SUPPLIED DATA –

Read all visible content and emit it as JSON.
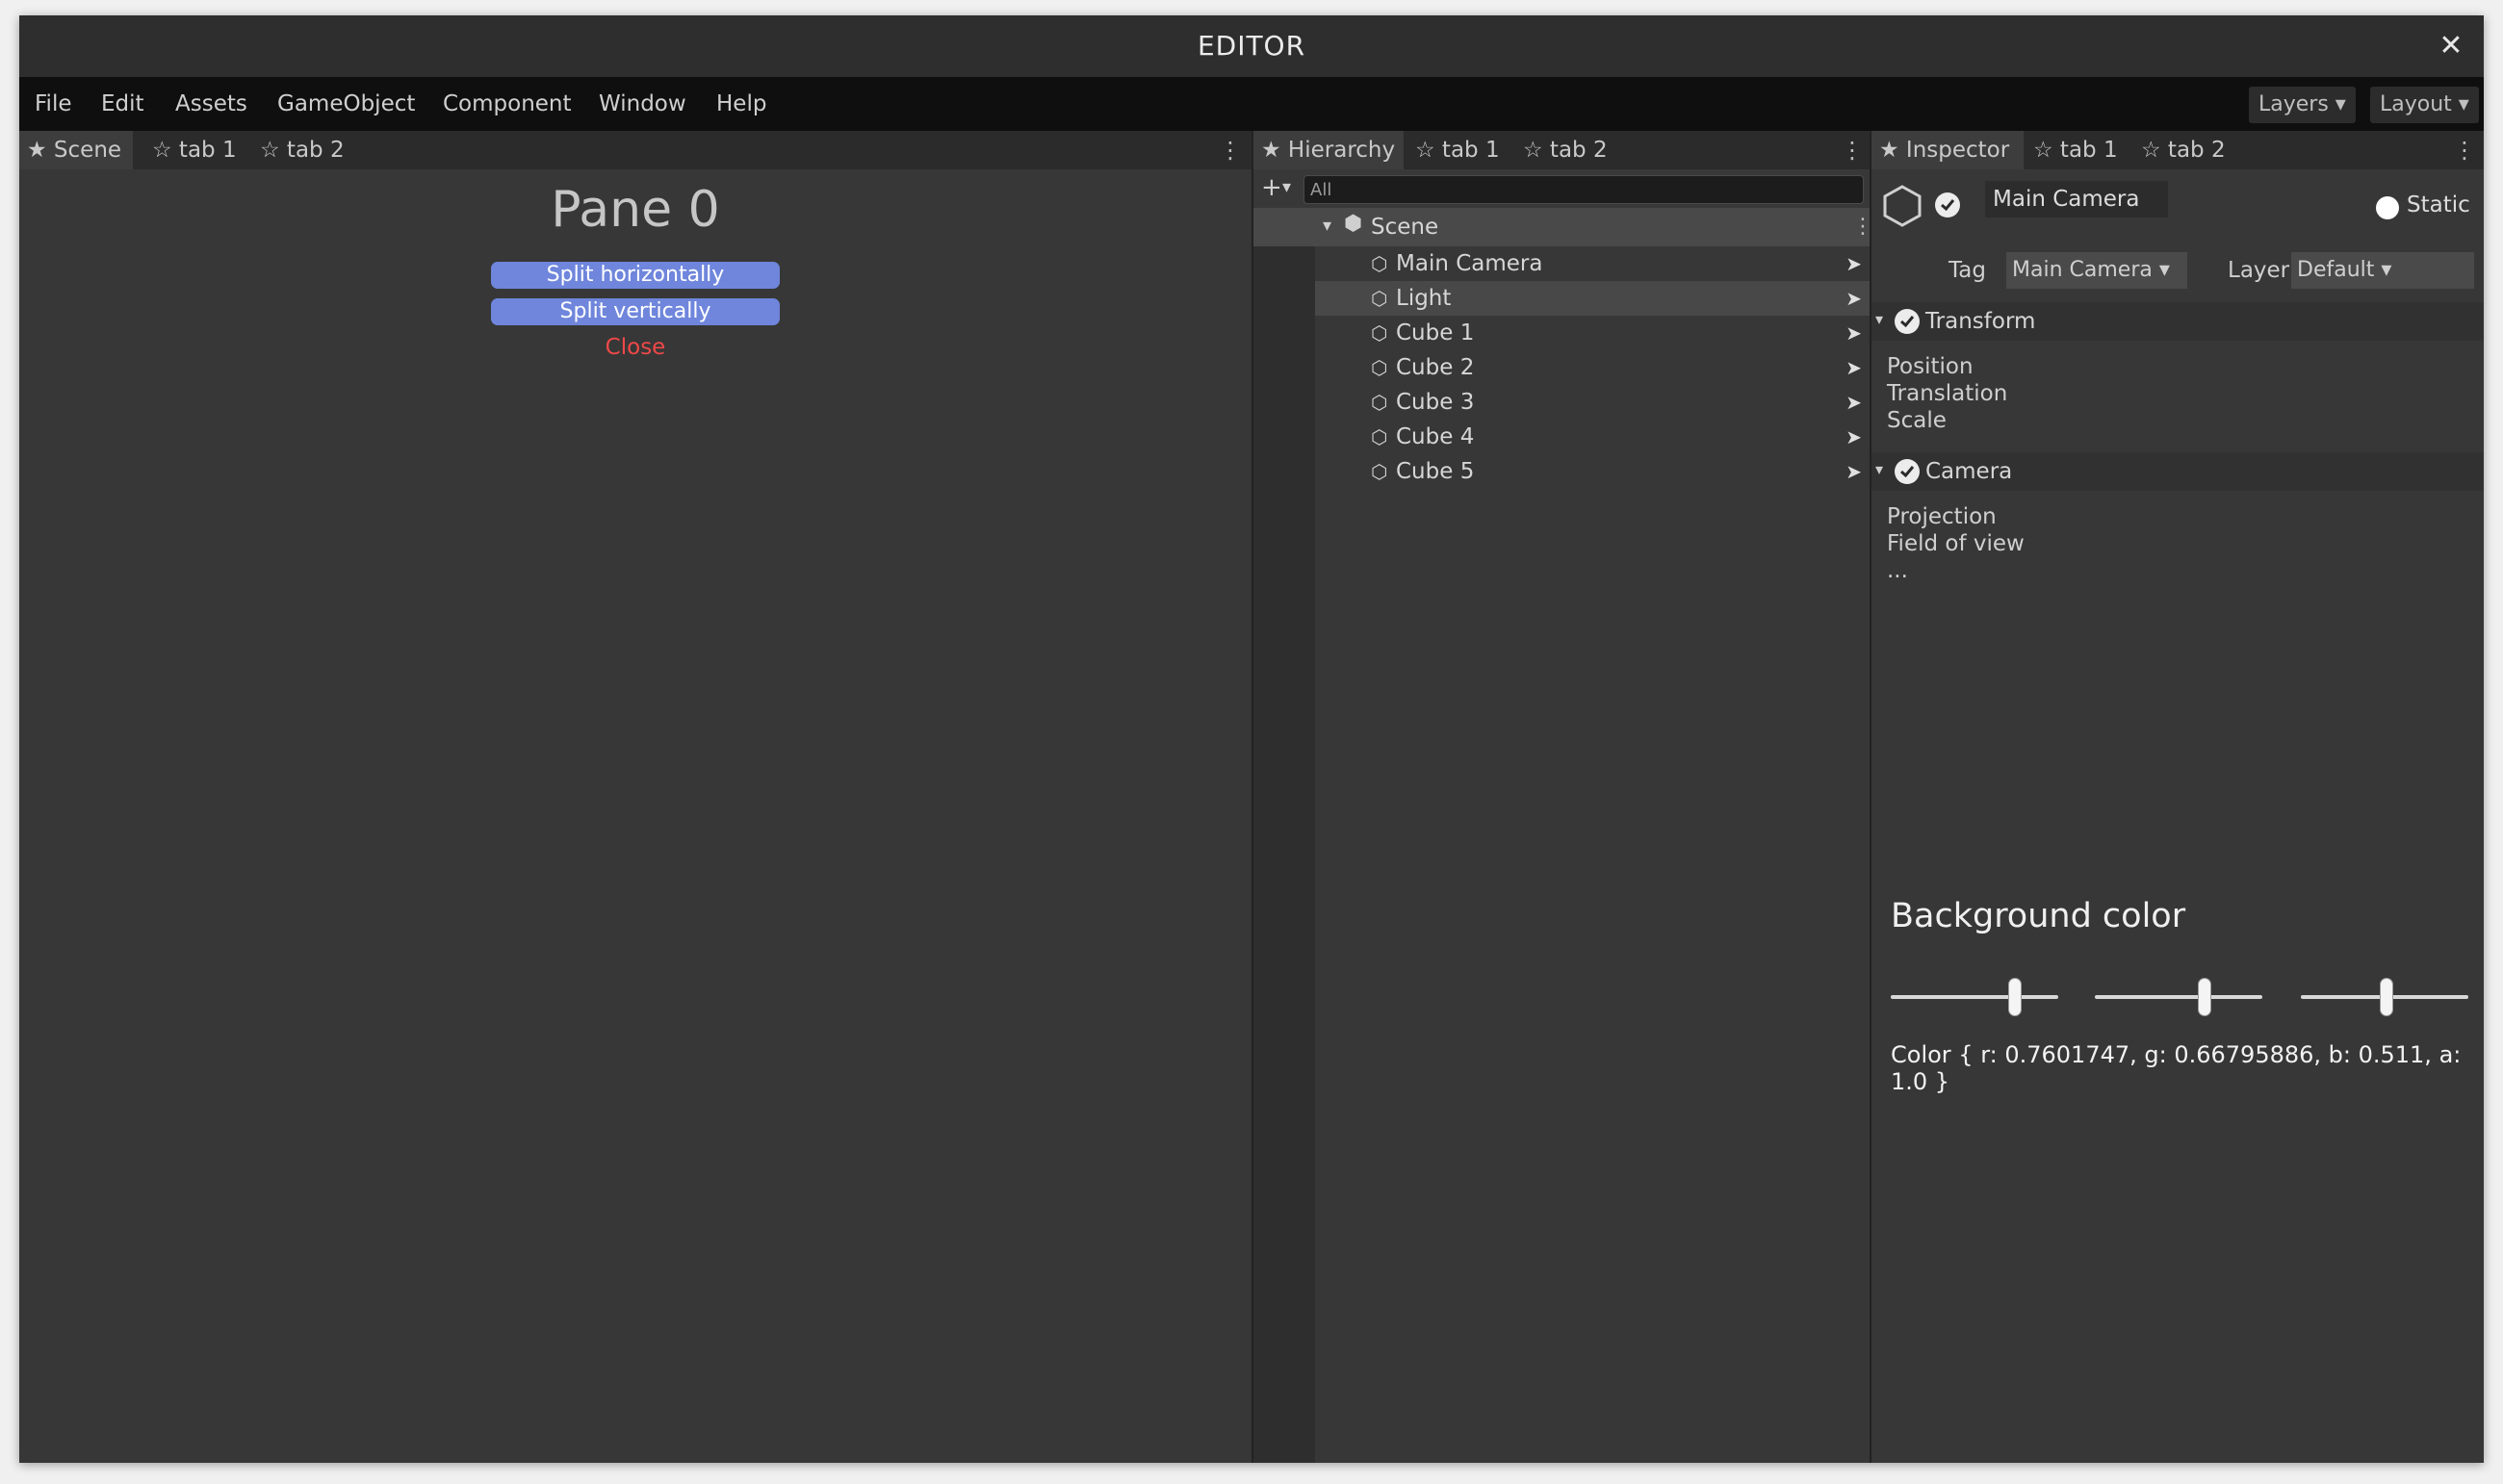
{
  "window": {
    "title": "EDITOR",
    "close_label": "✕"
  },
  "menu": {
    "items": [
      "File",
      "Edit",
      "Assets",
      "GameObject",
      "Component",
      "Window",
      "Help"
    ],
    "layers_label": "Layers ▾",
    "layout_label": "Layout ▾"
  },
  "scene_pane": {
    "tabs": [
      "★ Scene",
      "☆ tab 1",
      "☆ tab 2"
    ],
    "menu_glyph": "⋮",
    "title": "Pane 0",
    "split_h_label": "Split horizontally",
    "split_v_label": "Split vertically",
    "close_label": "Close"
  },
  "hierarchy": {
    "tabs": [
      "★ Hierarchy",
      "☆ tab 1",
      "☆ tab 2"
    ],
    "menu_glyph": "⋮",
    "add_glyph": "+",
    "dropdown_glyph": "▾",
    "search_placeholder": "All",
    "scene_caret": "▾",
    "scene_icon": "⬢",
    "scene_label": "Scene",
    "scene_menu_glyph": "⋮",
    "item_icon": "⬡",
    "item_arrow": "➤",
    "items": [
      "Main Camera",
      "Light",
      "Cube 1",
      "Cube 2",
      "Cube 3",
      "Cube 4",
      "Cube 5"
    ],
    "selected_index": 1
  },
  "inspector": {
    "tabs": [
      "★ Inspector",
      "☆ tab 1",
      "☆ tab 2"
    ],
    "menu_glyph": "⋮",
    "object_name": "Main Camera",
    "static_label": "Static",
    "tag_label": "Tag",
    "tag_value": "Main Camera ▾",
    "layer_label": "Layer",
    "layer_value": "Default ▾",
    "section_caret": "▾",
    "sections": [
      {
        "title": "Transform",
        "props": [
          "Position",
          "Translation",
          "Scale"
        ]
      },
      {
        "title": "Camera",
        "props": [
          "Projection",
          "Field of view",
          "..."
        ]
      }
    ],
    "background_color_title": "Background color",
    "sliders": [
      0.7601747,
      0.66795886,
      0.511
    ],
    "color_text": "Color { r: 0.7601747, g: 0.66795886, b: 0.511, a: 1.0 }"
  }
}
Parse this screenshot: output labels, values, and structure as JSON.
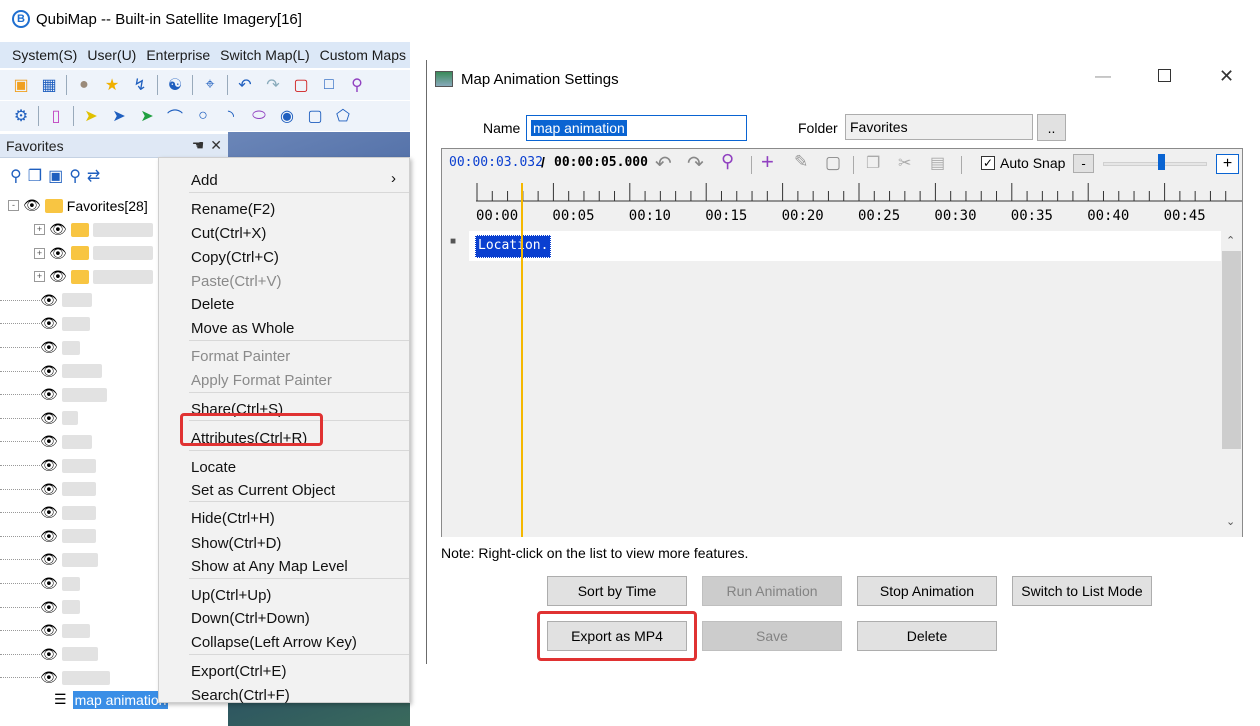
{
  "app": {
    "title": "QubiMap -- Built-in Satellite Imagery[16]",
    "logo_letter": "B",
    "menu": [
      "System(S)",
      "User(U)",
      "Enterprise",
      "Switch Map(L)",
      "Custom Maps"
    ]
  },
  "favorites": {
    "panel_title": "Favorites",
    "root_label": "Favorites[28]",
    "selected_item": "map animation"
  },
  "context_menu": {
    "items": [
      {
        "label": "Add",
        "disabled": false,
        "submenu": true
      },
      {
        "label": "Rename(F2)",
        "disabled": false
      },
      {
        "label": "Cut(Ctrl+X)",
        "disabled": false
      },
      {
        "label": "Copy(Ctrl+C)",
        "disabled": false
      },
      {
        "label": "Paste(Ctrl+V)",
        "disabled": true
      },
      {
        "label": "Delete",
        "disabled": false
      },
      {
        "label": "Move as Whole",
        "disabled": false
      },
      {
        "label": "Format Painter",
        "disabled": true
      },
      {
        "label": "Apply Format Painter",
        "disabled": true
      },
      {
        "label": "Share(Ctrl+S)",
        "disabled": false
      },
      {
        "label": "Attributes(Ctrl+R)",
        "disabled": false,
        "highlighted": true
      },
      {
        "label": "Locate",
        "disabled": false
      },
      {
        "label": "Set as Current Object",
        "disabled": false
      },
      {
        "label": "Hide(Ctrl+H)",
        "disabled": false
      },
      {
        "label": "Show(Ctrl+D)",
        "disabled": false
      },
      {
        "label": "Show at Any Map Level",
        "disabled": false
      },
      {
        "label": "Up(Ctrl+Up)",
        "disabled": false
      },
      {
        "label": "Down(Ctrl+Down)",
        "disabled": false
      },
      {
        "label": "Collapse(Left Arrow Key)",
        "disabled": false
      },
      {
        "label": "Export(Ctrl+E)",
        "disabled": false
      },
      {
        "label": "Search(Ctrl+F)",
        "disabled": false
      }
    ]
  },
  "dialog": {
    "title": "Map Animation Settings",
    "name_label": "Name",
    "name_value": "map animation",
    "folder_label": "Folder",
    "folder_value": "Favorites",
    "browse_label": "..",
    "current_time": "00:00:03.032",
    "separator": "/",
    "total_time": "00:00:05.000",
    "auto_snap_label": "Auto Snap",
    "auto_snap_checked": true,
    "zoom_minus": "-",
    "zoom_plus": "+",
    "ruler_ticks": [
      "00:00",
      "00:05",
      "00:10",
      "00:15",
      "00:20",
      "00:25",
      "00:30",
      "00:35",
      "00:40",
      "00:45"
    ],
    "track_item": "Location.",
    "note": "Note: Right-click on the list to view more features.",
    "buttons": {
      "sort": "Sort by Time",
      "run": "Run Animation",
      "stop": "Stop Animation",
      "switch": "Switch to List Mode",
      "export": "Export as MP4",
      "save": "Save",
      "delete": "Delete"
    },
    "colors": {
      "accent": "#0a64d2",
      "playhead": "#f5b800",
      "highlight": "#e03232"
    }
  }
}
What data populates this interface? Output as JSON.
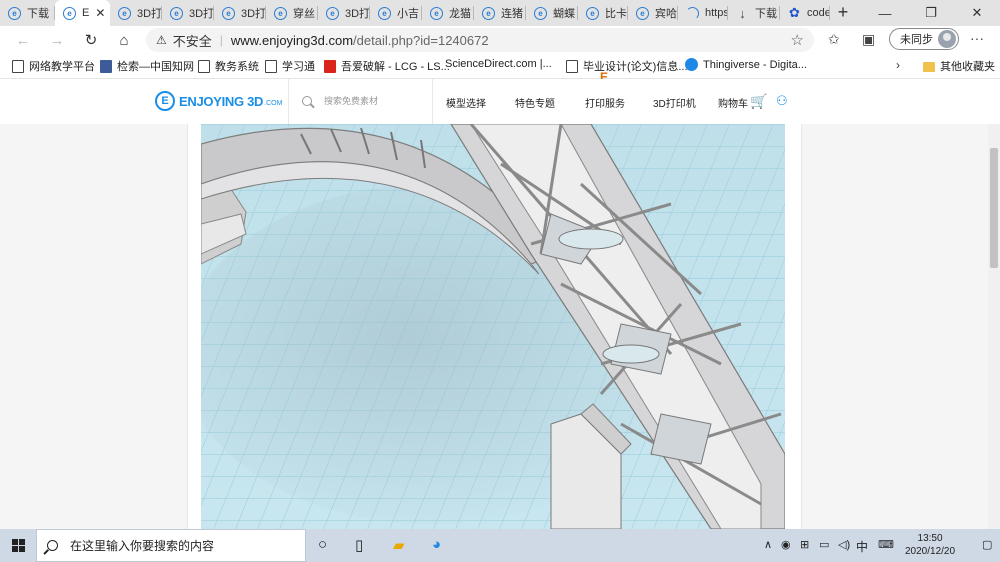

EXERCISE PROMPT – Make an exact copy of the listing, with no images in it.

SOLUTION TO THIS EXERCISE –
Read all visible content and emit it as JSON.
{
  "window": {
    "title": "EDITOR",
    "close_label": "✕"
  },
  "menu": {
    "items": [
      "File",
      "Edit",
      "Assets",
      "GameObject",
      "Component",
      "Window",
      "Help"
    ],
    "layers_label": "Layers ▾",
    "layout_label": "Layout ▾"
  },
  "scene_pane": {
    "tabs": [
      "★ Scene",
      "☆ tab 1",
      "☆ tab 2"
    ],
    "menu_glyph": "⋮",
    "title": "Pane 0",
    "split_h_label": "Split horizontally",
    "split_v_label": "Split vertically",
    "close_label": "Close"
  },
  "hierarchy": {
    "tabs": [
      "★ Hierarchy",
      "☆ tab 1",
      "☆ tab 2"
    ],
    "menu_glyph": "⋮",
    "add_glyph": "+",
    "dropdown_glyph": "▾",
    "search_placeholder": "All",
    "scene_caret": "▾",
    "scene_icon": "⬢",
    "scene_label": "Scene",
    "scene_menu_glyph": "⋮",
    "item_icon": "⬡",
    "item_arrow": "➤",
    "items": [
      "Main Camera",
      "Light",
      "Cube 1",
      "Cube 2",
      "Cube 3",
      "Cube 4",
      "Cube 5"
    ],
    "selected_index": 1
  },
  "inspector": {
    "tabs": [
      "★ Inspector",
      "☆ tab 1",
      "☆ tab 2"
    ],
    "menu_glyph": "⋮",
    "object_name": "Main Camera",
    "static_label": "Static",
    "tag_label": "Tag",
    "tag_value": "Main Camera ▾",
    "layer_label": "Layer",
    "layer_value": "Default ▾",
    "section_caret": "▾",
    "sections": [
      {
        "title": "Transform",
        "props": [
          "Position",
          "Translation",
          "Scale"
        ]
      },
      {
        "title": "Camera",
        "props": [
          "Projection",
          "Field of view",
          "..."
        ]
      }
    ],
    "background_color_title": "Background color",
    "sliders": [
      0.7601747,
      0.66795886,
      0.511
    ],
    "color_text": "Color { r: 0.7601747, g: 0.66795886, b: 0.511, a: 1.0 }"
  }
}
Parse this screenshot: output labels, values, and structure as JSON.
{
  "app": {
    "title": "QubiMap -- Built-in Satellite Imagery[16]",
    "logo_letter": "B",
    "menu": [
      "System(S)",
      "User(U)",
      "Enterprise",
      "Switch Map(L)",
      "Custom Maps"
    ]
  },
  "favorites": {
    "panel_title": "Favorites",
    "root_label": "Favorites[28]",
    "selected_item": "map animation"
  },
  "context_menu": {
    "items": [
      {
        "label": "Add",
        "disabled": false,
        "submenu": true
      },
      {
        "label": "Rename(F2)",
        "disabled": false
      },
      {
        "label": "Cut(Ctrl+X)",
        "disabled": false
      },
      {
        "label": "Copy(Ctrl+C)",
        "disabled": false
      },
      {
        "label": "Paste(Ctrl+V)",
        "disabled": true
      },
      {
        "label": "Delete",
        "disabled": false
      },
      {
        "label": "Move as Whole",
        "disabled": false
      },
      {
        "label": "Format Painter",
        "disabled": true
      },
      {
        "label": "Apply Format Painter",
        "disabled": true
      },
      {
        "label": "Share(Ctrl+S)",
        "disabled": false
      },
      {
        "label": "Attributes(Ctrl+R)",
        "disabled": false,
        "highlighted": true
      },
      {
        "label": "Locate",
        "disabled": false
      },
      {
        "label": "Set as Current Object",
        "disabled": false
      },
      {
        "label": "Hide(Ctrl+H)",
        "disabled": false
      },
      {
        "label": "Show(Ctrl+D)",
        "disabled": false
      },
      {
        "label": "Show at Any Map Level",
        "disabled": false
      },
      {
        "label": "Up(Ctrl+Up)",
        "disabled": false
      },
      {
        "label": "Down(Ctrl+Down)",
        "disabled": false
      },
      {
        "label": "Collapse(Left Arrow Key)",
        "disabled": false
      },
      {
        "label": "Export(Ctrl+E)",
        "disabled": false
      },
      {
        "label": "Search(Ctrl+F)",
        "disabled": false
      }
    ]
  },
  "dialog": {
    "title": "Map Animation Settings",
    "name_label": "Name",
    "name_value": "map animation",
    "folder_label": "Folder",
    "folder_value": "Favorites",
    "browse_label": "..",
    "current_time": "00:00:03.032",
    "separator": "/",
    "total_time": "00:00:05.000",
    "auto_snap_label": "Auto Snap",
    "auto_snap_checked": true,
    "zoom_minus": "-",
    "zoom_plus": "+",
    "ruler_ticks": [
      "00:00",
      "00:05",
      "00:10",
      "00:15",
      "00:20",
      "00:25",
      "00:30",
      "00:35",
      "00:40",
      "00:45"
    ],
    "track_item": "Location.",
    "note": "Note: Right-click on the list to view more features.",
    "buttons": {
      "sort": "Sort by Time",
      "run": "Run Animation",
      "stop": "Stop Animation",
      "switch": "Switch to List Mode",
      "export": "Export as MP4",
      "save": "Save",
      "delete": "Delete"
    },
    "colors": {
      "accent": "#0a64d2",
      "playhead": "#f5b800",
      "highlight": "#e03232"
    }
  }
}
What data populates this interface? Output as JSON.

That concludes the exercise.